Mark Walker by will proved 14 February 1911 gave to the Trustees of the Wesleyan Chapel at Brailes £50, the income to be applied for the benefit of the chapel. The testator also bequeathed to the Trustees of the Primitive Methodist Chapel at Brailes £50, the income to be applied for the benefit of the chapel.
Willington's Dole. William Willington by will dated 27 March 1555 charged certain lands at Brailes and Chelmscote with an annual payment of £1 13s. 4d. to the poor of the parish of Brailes. An annual sum of £2 is now received by the churchwardens arising out of Harbury Ley's Farm, Tysoe, and is distributed to the poor of the parish.
William Baldwin by will proved 3 February 1864 bequeathed £100, the income to be applied by the churchwardens in keeping his tomb in good and permanent repair and, subject thereto, to poor and respectably conducted widows of the parish.
James Cooper by will dated 25 April 1678 gave £100, the interest to be applied once in every two years to the distribution of coats to the poorest men of Brailes; and a further gift of £50 to the minister and churchwardens, the interest to be applied to the distribution of beef for the poor at Christmas. The two gifts were laid out in 1684 in the purchase of land called the Poor's Close containing 4 acres. The land is now let in allotments and the rents applied for the benefit of the poor generally.
Fuel Land. Upon the inclosure of the common field land of this parish in 1786 an allotment containing 4 acres was awarded to the minister, churchwardens, and overseers of the poor for fuel to the poor of Upper Brailes in lieu of their right to cut furze, &c., and also another allotment containing 4 acres was set out to the same persons for the poor of Lower Brailes. The land now forming the endowment of the charity is let and the rents applied to the benefit of the poor of the parish.

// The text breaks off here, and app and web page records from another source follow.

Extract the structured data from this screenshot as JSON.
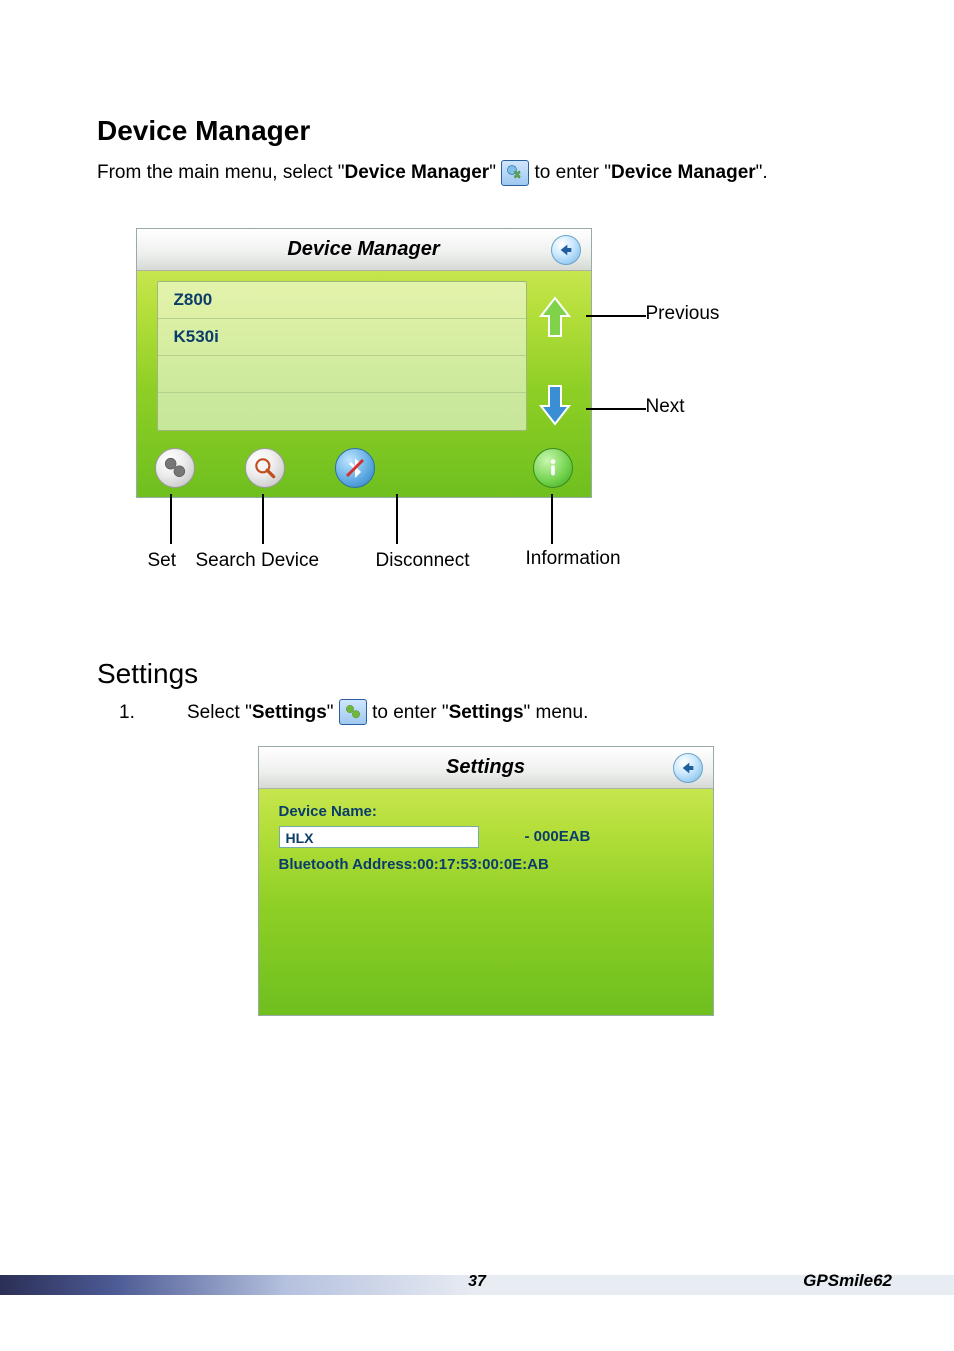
{
  "section1": {
    "title": "Device Manager",
    "intro_part1": "From the main menu, select \"",
    "intro_bold1": "Device Manager",
    "intro_part2": "\" ",
    "intro_part3": " to enter \"",
    "intro_bold2": "Device Manager",
    "intro_part4": "\"."
  },
  "device_ui": {
    "title": "Device Manager",
    "devices": [
      "Z800",
      "K530i"
    ],
    "callouts": {
      "previous": "Previous",
      "next": "Next",
      "set": "Set",
      "search_device": "Search Device",
      "disconnect": "Disconnect",
      "information": "Information"
    }
  },
  "section2": {
    "title": "Settings",
    "step_num": "1.",
    "step_part1": "Select \"",
    "step_bold1": "Settings",
    "step_part2": "\" ",
    "step_part3": " to enter \"",
    "step_bold2": "Settings",
    "step_part4": "\" menu."
  },
  "settings_ui": {
    "title": "Settings",
    "device_name_label": "Device Name:",
    "device_name_value": "HLX",
    "device_name_suffix": "- 000EAB",
    "bt_address": "Bluetooth Address:00:17:53:00:0E:AB"
  },
  "footer": {
    "page": "37",
    "brand": "GPSmile62"
  }
}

Richard Badger's Charity. Under the will of Richard Badger the parish of Brailes with Winderton receives two-fifths of the annual dividends arising from the stocks representing £2,500, to the intent that out of such two-fifths the annual sum of £5 may be for ever applied towards the cost of keeping the Chapel of Ease of the church at Winderton in proper repair and the remainder of such two-fifths for ever applied towards the cost of keeping the church of the parish of Brailes in proper repair and maintaining divine service therein according to the order and principles of the Church of England, and to pay the remaining three-fifths of the said annual income to the vicar and churchwardens and overseers of the poor for the benefit of the deserving poor resident in Brailes and Winderton. The church share now consists of an annual sum of £35 13s. 5d. and the Poor's share £53 10s. 3d. annually.